Sacred Pregnancy is a book I wished I would have had for even just one of my pregnancies. It is more than a book telling you what to expect while you go through the different stages of pregnancy. It is a journal, a companion, a guide, and an incredible resource of knowledge. It is a weekly guide on the journey of your pregnancy. Never does this book say, "you must choose this one and only accepted way." There is so much love poured into this book by the author. There are activities in the book that I will be going back and doing for myself even though my time for having babies is over. Two and a half years after I finished having babies, I found that this book still speaks to my soul and has actually helped me to heal from experiences that may have been different had I realized there were choices; choices that were never presented to me.
I didn't join the Sacred Pregnancy movement to only support a friend and sister in all of her endeavors. I am joining this movement because I truly believe in women needing choices. I believe that all women need the loving support of their community and sisterhood within that community when becoming a mom and beyond. In fact, we need that community even before we become mothers. We need to be able to raise our children up in that community, provide support for each other, encouragement, and then some. With the exception of my last pregnancy, I felt very alone and very unsupported. While there was a small feeling of sacredness in each pregnancy, that greatest feeling didn't come and wasn't truly experienced until my last pregnancy. I do not want women, any women, to have to feel alone and un-supported while going through a time of extreme change. It doesn't matter how many times you have been a mom, and been pregnant. Each experience is different and deserves to be treated with respect, dignity, and given the recognition that each is sacred.
Women are sacred. We bring forth life through our bodies. We are the ultimate creatrix. We create life, and life comes through us. If there was ever a time that one can feel the energies surrounding coming in and connecting to them, it is when one is pregnant and bringing forth another life.

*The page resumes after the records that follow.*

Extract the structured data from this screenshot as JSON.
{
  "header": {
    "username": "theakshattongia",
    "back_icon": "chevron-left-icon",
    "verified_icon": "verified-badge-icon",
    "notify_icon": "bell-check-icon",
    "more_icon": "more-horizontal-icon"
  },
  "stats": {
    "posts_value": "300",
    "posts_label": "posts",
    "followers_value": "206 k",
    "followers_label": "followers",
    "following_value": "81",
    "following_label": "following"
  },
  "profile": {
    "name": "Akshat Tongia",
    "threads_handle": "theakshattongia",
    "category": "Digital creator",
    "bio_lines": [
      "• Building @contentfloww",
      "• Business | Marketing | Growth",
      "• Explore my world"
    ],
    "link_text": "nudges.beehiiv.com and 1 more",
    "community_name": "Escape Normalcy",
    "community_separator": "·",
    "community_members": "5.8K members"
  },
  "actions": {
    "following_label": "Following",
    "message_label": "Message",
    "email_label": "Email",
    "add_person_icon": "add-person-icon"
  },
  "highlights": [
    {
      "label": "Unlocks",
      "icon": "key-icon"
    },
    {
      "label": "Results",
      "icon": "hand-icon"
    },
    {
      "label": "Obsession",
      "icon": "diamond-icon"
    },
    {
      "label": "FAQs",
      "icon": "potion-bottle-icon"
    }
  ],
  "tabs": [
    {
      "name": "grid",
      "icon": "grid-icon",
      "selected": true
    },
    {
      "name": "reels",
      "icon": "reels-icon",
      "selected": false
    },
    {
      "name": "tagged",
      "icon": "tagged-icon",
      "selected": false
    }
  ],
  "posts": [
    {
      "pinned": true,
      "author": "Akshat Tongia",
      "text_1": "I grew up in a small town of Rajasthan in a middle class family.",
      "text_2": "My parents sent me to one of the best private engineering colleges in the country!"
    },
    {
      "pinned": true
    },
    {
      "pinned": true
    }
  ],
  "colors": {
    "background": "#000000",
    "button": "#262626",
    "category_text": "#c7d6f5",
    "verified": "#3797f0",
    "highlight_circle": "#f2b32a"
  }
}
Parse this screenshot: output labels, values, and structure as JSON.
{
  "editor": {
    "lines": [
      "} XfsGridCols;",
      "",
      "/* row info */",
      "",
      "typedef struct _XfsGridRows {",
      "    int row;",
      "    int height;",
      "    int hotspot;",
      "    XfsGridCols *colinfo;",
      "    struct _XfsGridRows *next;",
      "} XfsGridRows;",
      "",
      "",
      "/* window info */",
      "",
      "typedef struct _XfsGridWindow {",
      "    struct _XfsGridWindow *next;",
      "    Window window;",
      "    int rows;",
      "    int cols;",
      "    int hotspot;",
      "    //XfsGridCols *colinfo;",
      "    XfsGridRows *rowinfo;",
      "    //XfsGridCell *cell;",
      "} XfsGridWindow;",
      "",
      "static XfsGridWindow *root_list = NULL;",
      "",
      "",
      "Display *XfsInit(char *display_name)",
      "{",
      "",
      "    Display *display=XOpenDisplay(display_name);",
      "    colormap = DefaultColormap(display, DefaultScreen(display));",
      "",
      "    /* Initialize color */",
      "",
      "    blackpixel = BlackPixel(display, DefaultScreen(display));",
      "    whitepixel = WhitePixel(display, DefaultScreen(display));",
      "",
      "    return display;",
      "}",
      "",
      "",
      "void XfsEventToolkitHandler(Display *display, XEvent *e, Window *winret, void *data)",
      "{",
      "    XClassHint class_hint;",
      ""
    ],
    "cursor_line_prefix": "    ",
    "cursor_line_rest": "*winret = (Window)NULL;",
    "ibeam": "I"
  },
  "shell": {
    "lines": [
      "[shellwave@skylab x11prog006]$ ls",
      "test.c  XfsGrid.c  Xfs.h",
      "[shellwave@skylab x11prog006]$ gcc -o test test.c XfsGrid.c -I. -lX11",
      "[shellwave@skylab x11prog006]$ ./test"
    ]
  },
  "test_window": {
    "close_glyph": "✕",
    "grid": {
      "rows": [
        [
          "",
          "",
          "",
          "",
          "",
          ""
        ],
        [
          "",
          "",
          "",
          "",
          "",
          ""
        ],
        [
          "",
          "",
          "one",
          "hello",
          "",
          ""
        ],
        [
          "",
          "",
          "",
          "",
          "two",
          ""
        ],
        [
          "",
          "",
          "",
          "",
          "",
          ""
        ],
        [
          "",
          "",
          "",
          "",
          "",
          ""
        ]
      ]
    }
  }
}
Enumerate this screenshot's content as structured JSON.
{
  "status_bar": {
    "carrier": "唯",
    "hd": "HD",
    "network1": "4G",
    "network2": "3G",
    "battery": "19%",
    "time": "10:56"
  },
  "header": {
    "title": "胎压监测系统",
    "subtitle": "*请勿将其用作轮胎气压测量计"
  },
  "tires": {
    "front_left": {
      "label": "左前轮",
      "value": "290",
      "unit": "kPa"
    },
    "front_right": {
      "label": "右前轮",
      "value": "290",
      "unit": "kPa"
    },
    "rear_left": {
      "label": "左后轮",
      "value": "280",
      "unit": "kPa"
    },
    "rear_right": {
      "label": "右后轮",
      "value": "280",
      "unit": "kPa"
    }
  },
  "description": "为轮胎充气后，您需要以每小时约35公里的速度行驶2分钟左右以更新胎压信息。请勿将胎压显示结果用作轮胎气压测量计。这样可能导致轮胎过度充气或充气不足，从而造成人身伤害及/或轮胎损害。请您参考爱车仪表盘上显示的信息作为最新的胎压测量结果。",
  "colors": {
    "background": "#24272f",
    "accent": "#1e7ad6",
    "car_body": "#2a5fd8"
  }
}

I am an ordained Priestess. My ministry is mostly geared towards women and children and their families. I bless the babies when they are born, I bless the mothers when they are pregnant, I marry the couples who chose to be joined, and so much more. It makes sense to me that this too is to become a part of my ministry. I have been blessed to be a mom many times over. Having felt what it is like to be alone, I don't want others to have to experience that. So, I am embarking on a journey; a journey to walk in Sisterhood with other women, to help them realize they are not alone, that they have a community of support, that they have a choice, and that they are sacred.